"Portrait Of A Lady Circa 1850; Circle Of James Godsell Middleton (c.1805-1874)"Portrait of a Lady circa 1850
Circle of James Godsell Middleton (c.1805-1874)
This tender portrait is a fine representation of female beauty. It was a popular subject in the 19th Century and many artists were influenced by the schools such as the Royal Academy. For the first time, large numbers of pictures were painted whose sole raison d’être was a depiction of such beauty; not so much in the form of specific portraiture, but more as a homage to feminine beauty in its own right. Many artists worked in this lucrative genre.
The fluid handling shows all the vigour and style of the English portrait with the clear fresh palette, the bright eyes and the beautiful rendering. The modelling of the face is particularly attractive. It can be dated to the 1850’s based on the attire and hairstyle.
The reverse of the canvas contains a stencil “C. Davy, Artists Colourman, 83 Newman Street, Oxford St, London”. Artists often purchased readymade primed canvases and supports from suppliers. Robert and Charles Davy ran a busy and prolific firm, established in the 1790’s. Charles Davy operated at 83 Newman St from 1843 to 1862 (Newman street was a working artist’s street with nearly every house, over 50 years, being occupied at one time or another by an artist studio). As such this portrait can be dated to after 1842. Middlton often signed and dated the reverse of his works - there are numerous signed portraits, with the address 76 Newman St, London, from 1836 to 1863 in existence. From 1855 he signed and gave an address of 33 Carrington Square, London.

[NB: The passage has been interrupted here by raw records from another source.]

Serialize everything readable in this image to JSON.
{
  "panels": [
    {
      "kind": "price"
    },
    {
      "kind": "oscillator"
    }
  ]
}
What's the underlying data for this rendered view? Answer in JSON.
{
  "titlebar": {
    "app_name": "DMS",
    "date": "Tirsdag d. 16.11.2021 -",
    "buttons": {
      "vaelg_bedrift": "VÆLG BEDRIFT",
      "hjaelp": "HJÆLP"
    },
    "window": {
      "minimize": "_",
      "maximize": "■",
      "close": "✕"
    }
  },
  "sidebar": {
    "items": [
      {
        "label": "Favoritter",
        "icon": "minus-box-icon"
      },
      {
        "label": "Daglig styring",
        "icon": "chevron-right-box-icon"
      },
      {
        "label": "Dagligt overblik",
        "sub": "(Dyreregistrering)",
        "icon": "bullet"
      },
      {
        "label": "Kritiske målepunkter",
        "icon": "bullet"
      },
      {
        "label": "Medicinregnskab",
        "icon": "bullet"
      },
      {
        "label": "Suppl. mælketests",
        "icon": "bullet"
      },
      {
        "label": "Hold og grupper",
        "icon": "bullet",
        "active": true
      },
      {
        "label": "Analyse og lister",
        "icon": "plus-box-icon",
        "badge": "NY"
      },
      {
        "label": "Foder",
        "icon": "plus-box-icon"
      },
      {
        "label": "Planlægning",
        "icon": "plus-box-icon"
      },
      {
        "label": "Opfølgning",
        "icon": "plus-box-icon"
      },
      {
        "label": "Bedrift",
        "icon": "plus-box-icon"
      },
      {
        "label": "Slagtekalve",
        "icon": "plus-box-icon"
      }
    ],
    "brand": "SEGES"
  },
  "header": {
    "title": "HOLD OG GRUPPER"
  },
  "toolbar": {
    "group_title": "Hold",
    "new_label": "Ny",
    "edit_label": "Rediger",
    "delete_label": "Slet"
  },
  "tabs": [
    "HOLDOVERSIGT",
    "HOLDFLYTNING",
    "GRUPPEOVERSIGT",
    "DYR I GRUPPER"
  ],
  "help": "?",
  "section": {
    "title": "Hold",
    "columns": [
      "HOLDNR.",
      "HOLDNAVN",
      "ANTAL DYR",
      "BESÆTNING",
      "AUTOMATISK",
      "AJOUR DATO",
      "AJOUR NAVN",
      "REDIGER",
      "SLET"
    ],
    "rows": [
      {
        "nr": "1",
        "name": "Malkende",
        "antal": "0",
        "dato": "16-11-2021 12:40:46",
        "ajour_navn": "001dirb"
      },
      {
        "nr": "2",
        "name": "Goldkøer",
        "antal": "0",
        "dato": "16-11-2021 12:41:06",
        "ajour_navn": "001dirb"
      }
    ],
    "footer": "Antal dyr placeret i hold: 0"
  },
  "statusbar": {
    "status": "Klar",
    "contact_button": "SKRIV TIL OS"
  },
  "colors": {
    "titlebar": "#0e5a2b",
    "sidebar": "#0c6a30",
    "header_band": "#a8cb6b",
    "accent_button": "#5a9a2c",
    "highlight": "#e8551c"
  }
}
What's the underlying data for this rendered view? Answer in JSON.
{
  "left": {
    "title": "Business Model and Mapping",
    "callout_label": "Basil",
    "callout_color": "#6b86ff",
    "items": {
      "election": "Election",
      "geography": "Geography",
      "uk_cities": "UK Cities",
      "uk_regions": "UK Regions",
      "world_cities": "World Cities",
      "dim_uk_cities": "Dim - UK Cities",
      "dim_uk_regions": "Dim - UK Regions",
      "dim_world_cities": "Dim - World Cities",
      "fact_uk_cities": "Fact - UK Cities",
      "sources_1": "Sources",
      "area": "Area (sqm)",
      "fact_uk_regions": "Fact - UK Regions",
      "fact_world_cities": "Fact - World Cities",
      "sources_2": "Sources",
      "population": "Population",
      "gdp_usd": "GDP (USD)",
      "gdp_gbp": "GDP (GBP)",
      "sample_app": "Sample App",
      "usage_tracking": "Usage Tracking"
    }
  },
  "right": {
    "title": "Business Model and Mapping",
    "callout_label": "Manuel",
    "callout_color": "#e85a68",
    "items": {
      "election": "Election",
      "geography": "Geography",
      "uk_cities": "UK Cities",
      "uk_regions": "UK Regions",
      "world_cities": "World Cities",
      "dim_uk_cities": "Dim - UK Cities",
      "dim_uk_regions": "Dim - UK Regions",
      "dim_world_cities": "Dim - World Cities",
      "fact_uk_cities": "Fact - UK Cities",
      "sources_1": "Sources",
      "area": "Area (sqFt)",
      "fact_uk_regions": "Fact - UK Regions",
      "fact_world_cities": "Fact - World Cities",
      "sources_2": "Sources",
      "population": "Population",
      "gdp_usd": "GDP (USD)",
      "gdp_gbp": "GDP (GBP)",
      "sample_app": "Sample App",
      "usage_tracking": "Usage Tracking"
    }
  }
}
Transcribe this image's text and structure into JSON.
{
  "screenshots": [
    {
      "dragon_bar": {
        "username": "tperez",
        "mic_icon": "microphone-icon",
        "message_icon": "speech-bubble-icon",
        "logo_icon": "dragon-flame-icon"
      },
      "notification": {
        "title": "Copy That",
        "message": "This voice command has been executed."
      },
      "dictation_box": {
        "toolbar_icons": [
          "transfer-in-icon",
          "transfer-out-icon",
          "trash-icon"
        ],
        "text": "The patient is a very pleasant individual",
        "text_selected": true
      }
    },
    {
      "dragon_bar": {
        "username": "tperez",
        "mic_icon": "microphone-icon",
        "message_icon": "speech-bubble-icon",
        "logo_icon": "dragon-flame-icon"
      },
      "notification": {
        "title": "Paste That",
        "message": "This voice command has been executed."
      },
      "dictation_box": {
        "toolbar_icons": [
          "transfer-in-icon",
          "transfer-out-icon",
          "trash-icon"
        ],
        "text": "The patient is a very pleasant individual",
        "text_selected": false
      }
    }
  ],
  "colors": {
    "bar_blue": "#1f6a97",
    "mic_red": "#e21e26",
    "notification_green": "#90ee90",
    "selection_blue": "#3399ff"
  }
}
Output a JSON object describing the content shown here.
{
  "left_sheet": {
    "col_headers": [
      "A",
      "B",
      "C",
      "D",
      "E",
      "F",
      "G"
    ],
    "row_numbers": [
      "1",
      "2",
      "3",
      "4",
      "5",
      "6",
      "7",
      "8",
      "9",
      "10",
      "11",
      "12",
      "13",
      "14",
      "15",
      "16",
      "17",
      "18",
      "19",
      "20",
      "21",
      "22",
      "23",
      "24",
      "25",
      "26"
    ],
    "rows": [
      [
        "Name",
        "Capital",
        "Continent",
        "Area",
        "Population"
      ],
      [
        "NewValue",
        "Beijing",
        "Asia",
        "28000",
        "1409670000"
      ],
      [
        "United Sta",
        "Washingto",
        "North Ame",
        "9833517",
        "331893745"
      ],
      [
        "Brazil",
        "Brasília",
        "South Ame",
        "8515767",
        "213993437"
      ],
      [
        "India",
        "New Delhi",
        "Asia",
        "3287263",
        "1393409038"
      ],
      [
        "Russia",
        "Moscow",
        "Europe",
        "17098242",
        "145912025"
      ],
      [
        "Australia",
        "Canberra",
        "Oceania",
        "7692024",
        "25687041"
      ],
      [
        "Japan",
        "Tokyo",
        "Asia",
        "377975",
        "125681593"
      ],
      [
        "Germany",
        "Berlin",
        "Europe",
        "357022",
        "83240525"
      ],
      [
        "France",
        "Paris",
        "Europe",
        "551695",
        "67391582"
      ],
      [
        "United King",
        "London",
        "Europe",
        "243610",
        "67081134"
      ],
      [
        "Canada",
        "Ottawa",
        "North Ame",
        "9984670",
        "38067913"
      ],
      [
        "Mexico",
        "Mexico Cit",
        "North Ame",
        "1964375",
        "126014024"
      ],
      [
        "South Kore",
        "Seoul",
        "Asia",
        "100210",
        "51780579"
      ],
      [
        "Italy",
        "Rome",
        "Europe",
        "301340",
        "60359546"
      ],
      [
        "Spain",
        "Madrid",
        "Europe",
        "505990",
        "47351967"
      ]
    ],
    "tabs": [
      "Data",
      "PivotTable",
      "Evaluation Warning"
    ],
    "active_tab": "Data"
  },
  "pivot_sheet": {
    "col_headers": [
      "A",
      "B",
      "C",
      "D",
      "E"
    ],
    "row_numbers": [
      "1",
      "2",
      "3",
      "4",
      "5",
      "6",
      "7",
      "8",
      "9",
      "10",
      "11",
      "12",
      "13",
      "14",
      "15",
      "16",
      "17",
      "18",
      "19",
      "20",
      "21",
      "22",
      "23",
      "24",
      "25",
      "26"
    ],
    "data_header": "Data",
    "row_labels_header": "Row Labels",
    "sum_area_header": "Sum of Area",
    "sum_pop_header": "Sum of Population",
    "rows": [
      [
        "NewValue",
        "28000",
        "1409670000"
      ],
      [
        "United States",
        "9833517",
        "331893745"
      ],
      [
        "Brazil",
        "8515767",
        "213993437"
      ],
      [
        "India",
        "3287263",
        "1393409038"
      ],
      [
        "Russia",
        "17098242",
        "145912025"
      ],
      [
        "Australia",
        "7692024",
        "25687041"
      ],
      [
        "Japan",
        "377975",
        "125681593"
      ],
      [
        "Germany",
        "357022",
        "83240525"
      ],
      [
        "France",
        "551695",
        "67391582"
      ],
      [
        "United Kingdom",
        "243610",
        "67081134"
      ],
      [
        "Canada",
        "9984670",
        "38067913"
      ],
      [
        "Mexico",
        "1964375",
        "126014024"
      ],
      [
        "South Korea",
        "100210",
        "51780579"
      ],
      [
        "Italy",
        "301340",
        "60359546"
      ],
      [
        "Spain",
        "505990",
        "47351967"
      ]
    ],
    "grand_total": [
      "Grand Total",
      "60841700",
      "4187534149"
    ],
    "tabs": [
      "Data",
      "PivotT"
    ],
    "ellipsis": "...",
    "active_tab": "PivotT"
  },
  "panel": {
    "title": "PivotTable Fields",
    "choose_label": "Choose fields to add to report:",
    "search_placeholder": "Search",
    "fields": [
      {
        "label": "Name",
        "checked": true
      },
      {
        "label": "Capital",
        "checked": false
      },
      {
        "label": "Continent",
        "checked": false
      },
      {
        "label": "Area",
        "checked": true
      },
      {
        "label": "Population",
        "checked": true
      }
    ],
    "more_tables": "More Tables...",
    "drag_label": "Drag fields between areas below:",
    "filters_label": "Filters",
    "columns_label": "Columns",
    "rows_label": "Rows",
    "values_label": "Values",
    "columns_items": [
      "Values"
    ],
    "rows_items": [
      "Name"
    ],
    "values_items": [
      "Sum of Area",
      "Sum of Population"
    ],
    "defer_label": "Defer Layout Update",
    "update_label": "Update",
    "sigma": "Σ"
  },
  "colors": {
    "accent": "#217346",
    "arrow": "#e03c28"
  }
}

James Godsell Middleton (1805-1874) was a London born British artist well known in his day and a popular choice for aristocracy and other distinguished society figures. Like most portrait painters in London he was influenced by dominant masters of the portrait genre such as Thomas Lawrence. He was a skilful draughtsman and an accomplished colourist; his controlled yet spontaneous appearing brushstrokes lend a certain air of immediacy to his works. He exhibited consistently throughout his career at many academies such as London’s Royal Academy, Ireland’s Royal Hibernian Academy, and the British Institution and established a highly successful practice in London, after spending some time in Rome, where his self-portrait is to be found in the Pitti palace, Florence. He was active right up to 1872, two years before his death. His daughters, Mary and Josephine, were also portrait painters and almost certainly studio assistants.
Amongst others he depicted Napoleon III, Viscountess Beaconsfield, Countess of Blessington, 2nd Baron Carrington, 3rd Earl of Malmesbury, 3rd Marquess of Londonderry, Countess of Portarlington etc. His work is found in various museums around the world and the British Government’s art collection and various National Trust properties. Middleton’s portrait of Charles William Stewart, 3rd Marquess of Londonderry sold in 2004 for $122,419 and is currently held at Mount Stewart, National Trust. On 13th May 2004 in London a Portrait of Charles William Stewart, 3rd Marquis of Londonderry (1855, oil on canvas, 114 × 76 ins/289 × 194 cm) sold for £58,000.
Measurements: Height 97cm, Width 86cm framed (Height 38.25”, Width 33.75” framed)